How to complete this task
Show each line from the records below in which the word "header" occurs.

Data about app and page elements
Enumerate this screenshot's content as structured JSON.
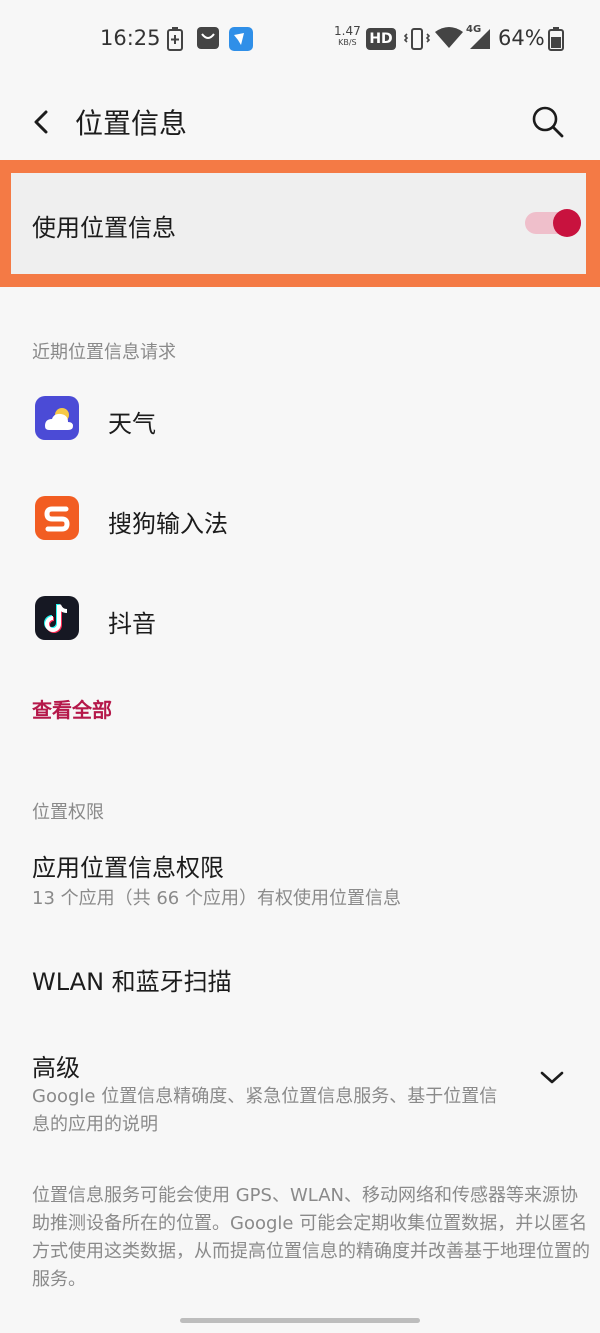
{
  "status_bar": {
    "time": "16:25",
    "net_speed": "1.47",
    "net_speed_unit": "KB/S",
    "hd_badge": "HD",
    "network_type": "4G",
    "battery": "64%"
  },
  "header": {
    "title": "位置信息",
    "back_icon": "back-arrow-icon",
    "search_icon": "search-icon"
  },
  "master_switch": {
    "label": "使用位置信息",
    "enabled": true,
    "accent": "#c8123e",
    "highlight_color": "#f47a45"
  },
  "recent_requests": {
    "header": "近期位置信息请求",
    "apps": [
      {
        "name": "天气",
        "icon": "weather-app-icon"
      },
      {
        "name": "搜狗输入法",
        "icon": "sogou-input-app-icon"
      },
      {
        "name": "抖音",
        "icon": "douyin-app-icon"
      }
    ],
    "see_all": "查看全部"
  },
  "permissions": {
    "header": "位置权限",
    "app_permission_title": "应用位置信息权限",
    "app_permission_summary": "13 个应用（共 66 个应用）有权使用位置信息",
    "wlan_bt_scan": "WLAN 和蓝牙扫描",
    "advanced_title": "高级",
    "advanced_summary": "Google 位置信息精确度、紧急位置信息服务、基于位置信息的应用的说明"
  },
  "footer": {
    "note": "位置信息服务可能会使用 GPS、WLAN、移动网络和传感器等来源协助推测设备所在的位置。Google 可能会定期收集位置数据，并以匿名方式使用这类数据，从而提高位置信息的精确度并改善基于地理位置的服务。"
  }
}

Answer for this exercise
  "header": {
    "header": "近期位置信息请求",
    "header": "位置权限",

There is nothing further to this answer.